→ EXERCISE: Restate each line below word for word, skipping every picture.

(Data about app and page elements)
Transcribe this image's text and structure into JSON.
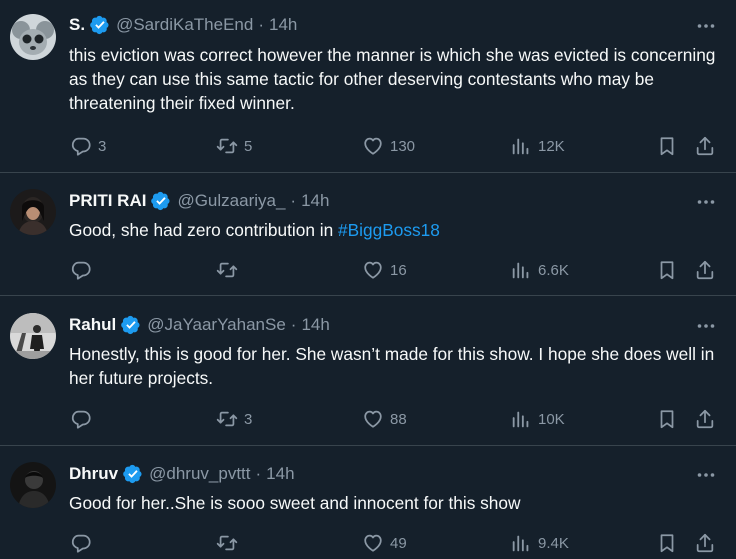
{
  "colors": {
    "background": "#15202b",
    "text": "#f7f9f9",
    "secondary": "#8b98a5",
    "accent": "#1d9bf0",
    "divider": "#38444d"
  },
  "tweets": [
    {
      "name": "S.",
      "handle": "@SardiKaTheEnd",
      "dot": "·",
      "time": "14h",
      "text": "this eviction was correct however the manner is which she was evicted is concerning as they can use this same tactic for other deserving contestants who may be threatening their fixed winner.",
      "replies": "3",
      "retweets": "5",
      "likes": "130",
      "views": "12K"
    },
    {
      "name": "PRITI RAI",
      "handle": "@Gulzaariya_",
      "dot": "·",
      "time": "14h",
      "text": "Good, she had zero contribution in ",
      "hashtag": "#BiggBoss18",
      "replies": "",
      "retweets": "",
      "likes": "16",
      "views": "6.6K"
    },
    {
      "name": "Rahul",
      "handle": "@JaYaarYahanSe",
      "dot": "·",
      "time": "14h",
      "text": "Honestly, this is good for her. She wasn’t made for this show. I hope she does well in her future projects.",
      "replies": "",
      "retweets": "3",
      "likes": "88",
      "views": "10K"
    },
    {
      "name": "Dhruv",
      "handle": "@dhruv_pvttt",
      "dot": "·",
      "time": "14h",
      "text": "Good for her..She is sooo sweet and innocent for this show",
      "replies": "",
      "retweets": "",
      "likes": "49",
      "views": "9.4K"
    }
  ]
}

→ YOUR SOLUTION:
Transcribe this image's text and structure into JSON.
{
  "colors": {
    "background": "#15202b",
    "text": "#f7f9f9",
    "secondary": "#8b98a5",
    "accent": "#1d9bf0",
    "divider": "#38444d"
  },
  "tweets": [
    {
      "name": "S.",
      "handle": "@SardiKaTheEnd",
      "dot": "·",
      "time": "14h",
      "text": "this eviction was correct however the manner is which she was evicted is concerning as they can use this same tactic for other deserving contestants who may be threatening their fixed winner.",
      "replies": "3",
      "retweets": "5",
      "likes": "130",
      "views": "12K"
    },
    {
      "name": "PRITI RAI",
      "handle": "@Gulzaariya_",
      "dot": "·",
      "time": "14h",
      "text": "Good, she had zero contribution in ",
      "hashtag": "#BiggBoss18",
      "replies": "",
      "retweets": "",
      "likes": "16",
      "views": "6.6K"
    },
    {
      "name": "Rahul",
      "handle": "@JaYaarYahanSe",
      "dot": "·",
      "time": "14h",
      "text": "Honestly, this is good for her. She wasn’t made for this show. I hope she does well in her future projects.",
      "replies": "",
      "retweets": "3",
      "likes": "88",
      "views": "10K"
    },
    {
      "name": "Dhruv",
      "handle": "@dhruv_pvttt",
      "dot": "·",
      "time": "14h",
      "text": "Good for her..She is sooo sweet and innocent for this show",
      "replies": "",
      "retweets": "",
      "likes": "49",
      "views": "9.4K"
    }
  ]
}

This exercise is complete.